(Material for this exercise)
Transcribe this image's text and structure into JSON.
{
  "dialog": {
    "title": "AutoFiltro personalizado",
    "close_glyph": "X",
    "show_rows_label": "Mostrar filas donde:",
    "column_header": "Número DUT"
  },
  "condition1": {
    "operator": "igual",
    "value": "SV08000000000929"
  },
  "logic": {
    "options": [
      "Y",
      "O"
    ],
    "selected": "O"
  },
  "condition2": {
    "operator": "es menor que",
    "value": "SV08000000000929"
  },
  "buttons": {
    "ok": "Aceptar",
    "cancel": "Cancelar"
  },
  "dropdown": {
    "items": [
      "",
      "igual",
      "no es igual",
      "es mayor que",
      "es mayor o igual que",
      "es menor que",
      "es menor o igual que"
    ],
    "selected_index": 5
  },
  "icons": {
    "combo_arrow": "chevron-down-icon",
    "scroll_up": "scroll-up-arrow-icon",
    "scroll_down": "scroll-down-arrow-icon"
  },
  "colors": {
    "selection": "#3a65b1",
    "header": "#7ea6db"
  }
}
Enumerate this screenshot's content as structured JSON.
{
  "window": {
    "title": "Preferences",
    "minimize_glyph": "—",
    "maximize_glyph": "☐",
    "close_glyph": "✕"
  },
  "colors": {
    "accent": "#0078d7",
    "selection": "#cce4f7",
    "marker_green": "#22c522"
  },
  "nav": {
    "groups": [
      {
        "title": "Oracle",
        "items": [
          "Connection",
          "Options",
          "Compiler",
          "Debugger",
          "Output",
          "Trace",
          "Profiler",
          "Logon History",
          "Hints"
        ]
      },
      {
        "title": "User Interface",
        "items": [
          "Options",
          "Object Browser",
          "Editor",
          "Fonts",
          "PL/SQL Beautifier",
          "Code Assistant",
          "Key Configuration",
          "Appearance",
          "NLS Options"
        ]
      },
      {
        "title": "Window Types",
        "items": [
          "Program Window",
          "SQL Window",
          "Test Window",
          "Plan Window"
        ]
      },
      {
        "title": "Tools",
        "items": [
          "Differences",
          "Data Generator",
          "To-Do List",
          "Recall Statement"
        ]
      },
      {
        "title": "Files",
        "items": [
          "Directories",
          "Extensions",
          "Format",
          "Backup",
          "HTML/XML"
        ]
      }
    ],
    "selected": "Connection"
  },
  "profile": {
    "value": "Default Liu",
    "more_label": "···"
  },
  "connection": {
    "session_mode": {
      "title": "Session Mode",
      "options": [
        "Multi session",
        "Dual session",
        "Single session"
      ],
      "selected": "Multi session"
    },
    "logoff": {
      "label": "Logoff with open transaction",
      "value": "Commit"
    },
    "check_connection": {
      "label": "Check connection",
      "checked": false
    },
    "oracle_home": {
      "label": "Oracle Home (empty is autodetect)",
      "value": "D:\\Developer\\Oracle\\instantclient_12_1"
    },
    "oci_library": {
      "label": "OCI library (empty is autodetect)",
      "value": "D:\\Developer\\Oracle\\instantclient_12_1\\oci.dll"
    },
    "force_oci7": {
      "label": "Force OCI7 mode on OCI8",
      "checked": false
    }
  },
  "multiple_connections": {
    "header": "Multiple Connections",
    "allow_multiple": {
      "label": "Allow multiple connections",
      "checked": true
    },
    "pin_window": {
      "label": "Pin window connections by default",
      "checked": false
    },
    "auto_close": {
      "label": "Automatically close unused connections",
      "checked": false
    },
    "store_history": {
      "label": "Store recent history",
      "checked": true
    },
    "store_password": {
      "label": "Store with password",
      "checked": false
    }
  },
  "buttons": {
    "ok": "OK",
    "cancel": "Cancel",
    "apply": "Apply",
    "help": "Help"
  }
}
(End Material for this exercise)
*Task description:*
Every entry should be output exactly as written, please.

*Response to this exercise:*
Transcribe this image's text and structure into JSON.
{
  "dialog": {
    "title": "AutoFiltro personalizado",
    "close_glyph": "X",
    "show_rows_label": "Mostrar filas donde:",
    "column_header": "Número DUT"
  },
  "condition1": {
    "operator": "igual",
    "value": "SV08000000000929"
  },
  "logic": {
    "options": [
      "Y",
      "O"
    ],
    "selected": "O"
  },
  "condition2": {
    "operator": "es menor que",
    "value": "SV08000000000929"
  },
  "buttons": {
    "ok": "Aceptar",
    "cancel": "Cancelar"
  },
  "dropdown": {
    "items": [
      "",
      "igual",
      "no es igual",
      "es mayor que",
      "es mayor o igual que",
      "es menor que",
      "es menor o igual que"
    ],
    "selected_index": 5
  },
  "icons": {
    "combo_arrow": "chevron-down-icon",
    "scroll_up": "scroll-up-arrow-icon",
    "scroll_down": "scroll-down-arrow-icon"
  },
  "colors": {
    "selection": "#3a65b1",
    "header": "#7ea6db"
  }
}
Enumerate this screenshot's content as structured JSON.
{
  "window": {
    "title": "Preferences",
    "minimize_glyph": "—",
    "maximize_glyph": "☐",
    "close_glyph": "✕"
  },
  "colors": {
    "accent": "#0078d7",
    "selection": "#cce4f7",
    "marker_green": "#22c522"
  },
  "nav": {
    "groups": [
      {
        "title": "Oracle",
        "items": [
          "Connection",
          "Options",
          "Compiler",
          "Debugger",
          "Output",
          "Trace",
          "Profiler",
          "Logon History",
          "Hints"
        ]
      },
      {
        "title": "User Interface",
        "items": [
          "Options",
          "Object Browser",
          "Editor",
          "Fonts",
          "PL/SQL Beautifier",
          "Code Assistant",
          "Key Configuration",
          "Appearance",
          "NLS Options"
        ]
      },
      {
        "title": "Window Types",
        "items": [
          "Program Window",
          "SQL Window",
          "Test Window",
          "Plan Window"
        ]
      },
      {
        "title": "Tools",
        "items": [
          "Differences",
          "Data Generator",
          "To-Do List",
          "Recall Statement"
        ]
      },
      {
        "title": "Files",
        "items": [
          "Directories",
          "Extensions",
          "Format",
          "Backup",
          "HTML/XML"
        ]
      }
    ],
    "selected": "Connection"
  },
  "profile": {
    "value": "Default Liu",
    "more_label": "···"
  },
  "connection": {
    "session_mode": {
      "title": "Session Mode",
      "options": [
        "Multi session",
        "Dual session",
        "Single session"
      ],
      "selected": "Multi session"
    },
    "logoff": {
      "label": "Logoff with open transaction",
      "value": "Commit"
    },
    "check_connection": {
      "label": "Check connection",
      "checked": false
    },
    "oracle_home": {
      "label": "Oracle Home (empty is autodetect)",
      "value": "D:\\Developer\\Oracle\\instantclient_12_1"
    },
    "oci_library": {
      "label": "OCI library (empty is autodetect)",
      "value": "D:\\Developer\\Oracle\\instantclient_12_1\\oci.dll"
    },
    "force_oci7": {
      "label": "Force OCI7 mode on OCI8",
      "checked": false
    }
  },
  "multiple_connections": {
    "header": "Multiple Connections",
    "allow_multiple": {
      "label": "Allow multiple connections",
      "checked": true
    },
    "pin_window": {
      "label": "Pin window connections by default",
      "checked": false
    },
    "auto_close": {
      "label": "Automatically close unused connections",
      "checked": false
    },
    "store_history": {
      "label": "Store recent history",
      "checked": true
    },
    "store_password": {
      "label": "Store with password",
      "checked": false
    }
  },
  "buttons": {
    "ok": "OK",
    "cancel": "Cancel",
    "apply": "Apply",
    "help": "Help"
  }
}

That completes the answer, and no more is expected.